Eating organic is a great way to help ensure that you are not exposing your body to different substances that could cause it harm. It also helps ensure the animals were treated fairly and kindly during their time on the farm.
Grass-fed beef offers a much simpler explanation than organic. Grass-fed simply means the cows were allowed to roam and eat fresh grass on their own. This keeps them on a fairly natural diet, though they may have been given alfalfa during the winter months when grass wouldn't have grown as much. They are not given any grains or anything that wouldn't occur in a natural diet. Grass-fed beef is generally leaner, healthier, and offers more flavor. The downside to this type of beef is that there are no guarantees that fertilizers or harmful pesticides weren't used on the ground these cows were grazing on. There is also no guarantee they were not given any kind of hormones or anything else to change their growth, it just means they only ate grass before they were slaughtered.

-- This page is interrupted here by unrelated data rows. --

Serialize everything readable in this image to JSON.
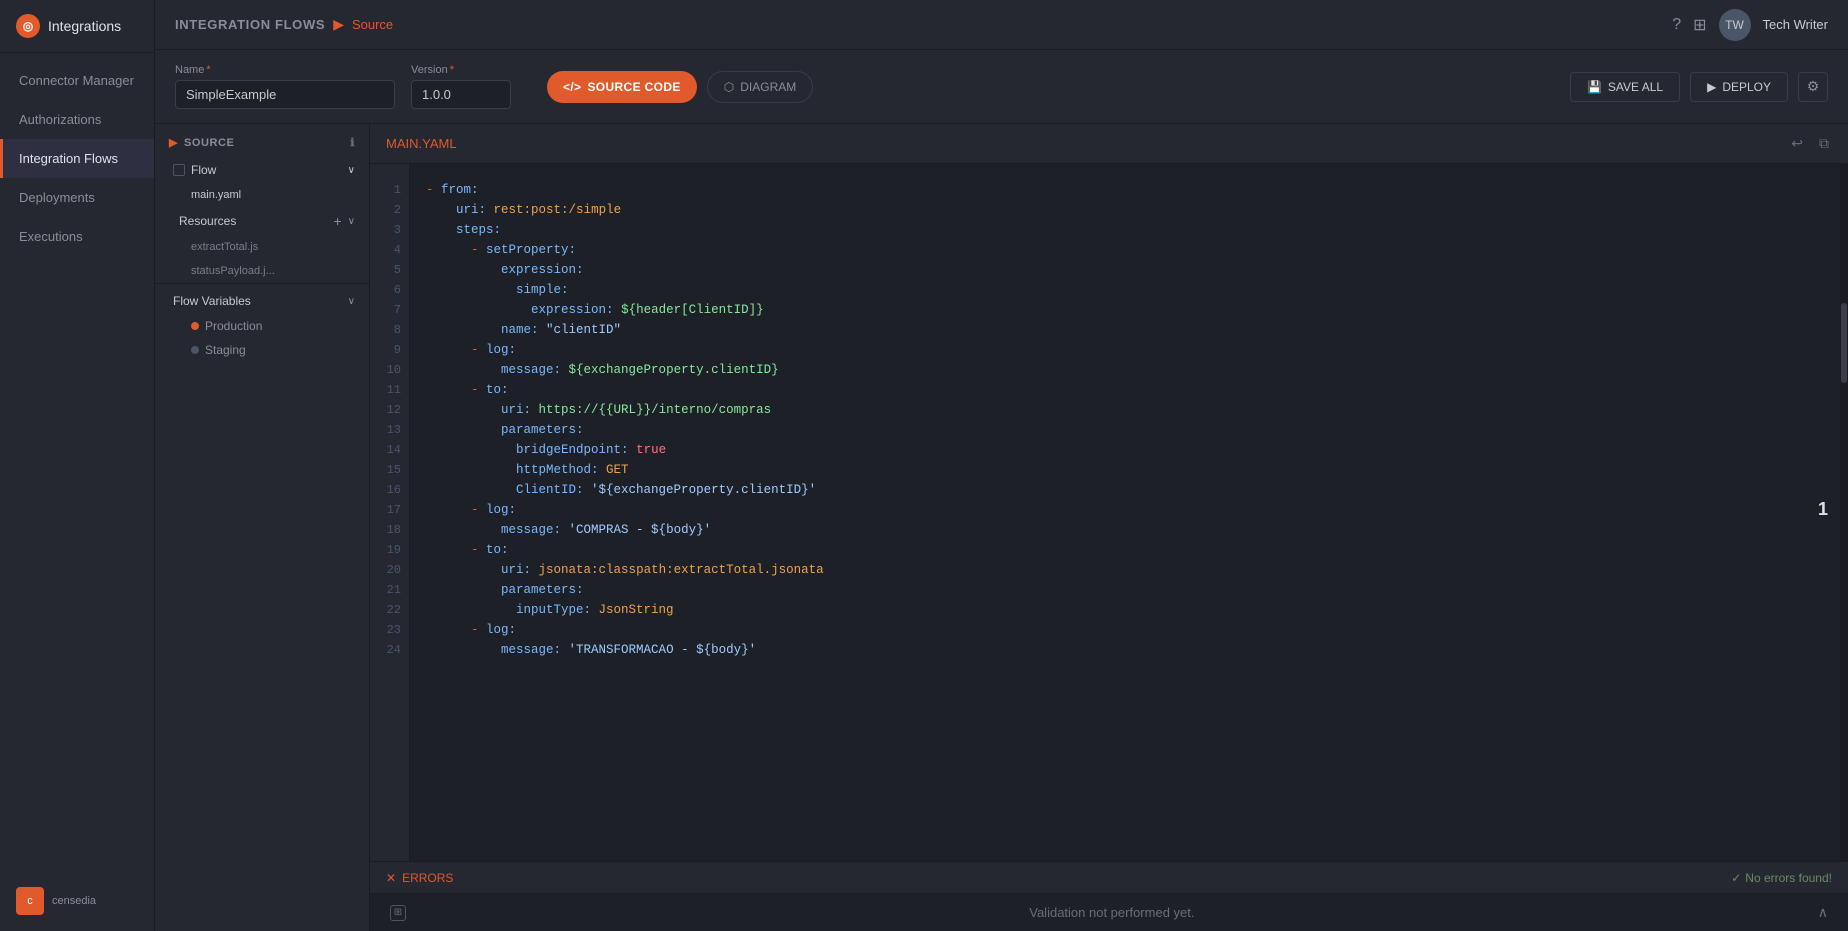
{
  "app": {
    "name": "Integrations"
  },
  "sidebar": {
    "items": [
      {
        "id": "connector-manager",
        "label": "Connector Manager",
        "active": false
      },
      {
        "id": "authorizations",
        "label": "Authorizations",
        "active": false
      },
      {
        "id": "integration-flows",
        "label": "Integration Flows",
        "active": true
      },
      {
        "id": "deployments",
        "label": "Deployments",
        "active": false
      },
      {
        "id": "executions",
        "label": "Executions",
        "active": false
      }
    ],
    "bottom_text": "censedia"
  },
  "topbar": {
    "breadcrumb_main": "INTEGRATION FLOWS",
    "breadcrumb_separator": "▶",
    "breadcrumb_current": "Source",
    "username": "Tech Writer",
    "help_icon": "?",
    "grid_icon": "⊞"
  },
  "header_form": {
    "name_label": "Name",
    "name_required": "*",
    "name_value": "SimpleExample",
    "version_label": "Version",
    "version_required": "*",
    "version_value": "1.0.0",
    "btn_source_code": "SOURCE CODE",
    "btn_diagram": "DIAGRAM",
    "btn_save_all": "SAVE ALL",
    "btn_deploy": "DEPLOY"
  },
  "left_panel": {
    "section_label": "SOURCE",
    "flow_label": "Flow",
    "main_yaml": "main.yaml",
    "resources_label": "Resources",
    "file1": "extractTotal.js",
    "file2": "statusPayload.j...",
    "flow_variables_label": "Flow Variables",
    "production_label": "Production",
    "staging_label": "Staging"
  },
  "editor": {
    "filename": "MAIN.YAML",
    "code_lines": [
      "- from:",
      "    uri: rest:post:/simple",
      "    steps:",
      "      - setProperty:",
      "          expression:",
      "            simple:",
      "              expression: ${header[ClientID]}",
      "          name: \"clientID\"",
      "      - log:",
      "          message: ${exchangeProperty.clientID}",
      "      - to:",
      "          uri: https://{{URL}}/interno/compras",
      "          parameters:",
      "            bridgeEndpoint: true",
      "            httpMethod: GET",
      "            ClientID: '${exchangeProperty.clientID}'",
      "      - log:",
      "          message: 'COMPRAS - ${body}'",
      "      - to:",
      "          uri: jsonata:classpath:extractTotal.jsonata",
      "          parameters:",
      "            inputType: JsonString",
      "      - log:",
      "          message: 'TRANSFORMACAO - ${body}'"
    ],
    "cursor_number": "1",
    "no_errors_text": "No errors found!",
    "errors_label": "ERRORS",
    "validation_text": "Validation not performed yet."
  }
}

Free Range Beef
Free-range beef is not that much different than grass-fed beef. Essentially, free-range beef comes from animals who ate grass and lived on a range. So they were never contained in a feedlot but instead are allowed to roam freely on the many acres that are available to them. The point behind this is to allow the animals as much freedom as possible, that way they can live out a normal life whether they get eventually chosen for meat or not.
When looking at the differences between organic, grass-fed, and free-range beef, there are some that are notable, while others are very similar in their manner. Many times, you may find a variety of these processes listed, such as free-range and no antibiotics or hormones added. Other times, you may find that you see organic grass-fed beef, ensuring that the meat followed the strict organic standards, while also only feeding the cows natural grass without any pesticides applied.
Depending on your personal preferences, you may not care too much about organic, but want to ensure that the meat you eat was free-range before the slaughtering process. Others are more focused on them only eating grass but don't mind if they were penned up in a feedlot for their lives. There is no option that is better than another, it is strictly based on what you are more comfortable with and what you desire. If you prefer all organic, then purchasing organic is a good choice for your lifestyle.